The financial penalties are significant for breaking the new law, which Downe said was intentional due to the cost of dealing with invasive species. The province estimates that it spends CDN$3.5-4 million a year on invasive species control, research, awareness and education programs. These fines can go as high as $250,000 for an individual or $1 million for corporations. There also are multipliers for the number of an invasive species found and actions by individuals and businesses, such as selling or releasing harmful exotic plants and fish.

The act has been largely well-received, Downe said, though there has been “angst” in some quarters about the provisions to enter private land, particularly among the agricultural community.

Downe said the ministry intends to work with cooperatively with private land owners and Indigenous communities to address the impact of invasive species on their lands and activities.

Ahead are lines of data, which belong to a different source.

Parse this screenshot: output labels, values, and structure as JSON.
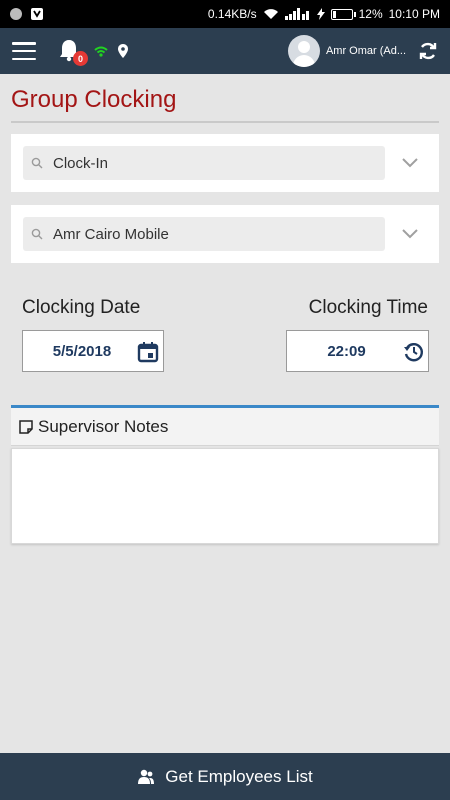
{
  "status_bar": {
    "net_speed": "0.14KB/s",
    "battery": "12%",
    "time": "10:10 PM"
  },
  "app_bar": {
    "notification_count": "0",
    "user_name": "Amr Omar (Ad...",
    "colors": {
      "background": "#2c3e50",
      "wifi": "#21d321",
      "badge": "#e53935"
    }
  },
  "page": {
    "title": "Group Clocking",
    "title_color": "#a31515"
  },
  "clock_type_select": {
    "value": "Clock-In",
    "icon": "search-icon"
  },
  "branch_select": {
    "value": "Amr Cairo Mobile",
    "icon": "search-icon"
  },
  "clocking": {
    "date_label": "Clocking Date",
    "date_value": "5/5/2018",
    "time_label": "Clocking Time",
    "time_value": "22:09"
  },
  "notes": {
    "label": "Supervisor Notes",
    "value": ""
  },
  "bottom_button": {
    "label": "Get Employees List",
    "icon": "people-icon"
  }
}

Invasive round gobies have been found in Ontario waters such as Lake Simcoe for years. Credit: Center for Great Lakes and Aquatic Sciences Archive, University of Michigan
Invasive round gobies have been found in Ontario waters such as Lake Simcoe for years. Credit: Center for Great Lakes and Aquatic Sciences Archive, University of Michigan

“Generally it’s easier (to get support) with invasive species because everyone recognizes they’re bad and an issue, so when the issue came up it was widely recognized that more needed to be done,” Downe said. “The intent is not to (have) a huge impact on individuals; the initial focus will be on education, prevention and awareness.”

Some of the lessons learned from creating Ontario’s Invasive Species Act could be copied by other provinces, Downe said. If Ontario’s law proves successful at managing invasive species, it could end up being the vanguard to similar laws across the country.

Picture of Kevin Bunch
Kevin Bunch

Kevin Bunch is a writer-communications specialist at the IJC’s US Section office in Washington, D.C.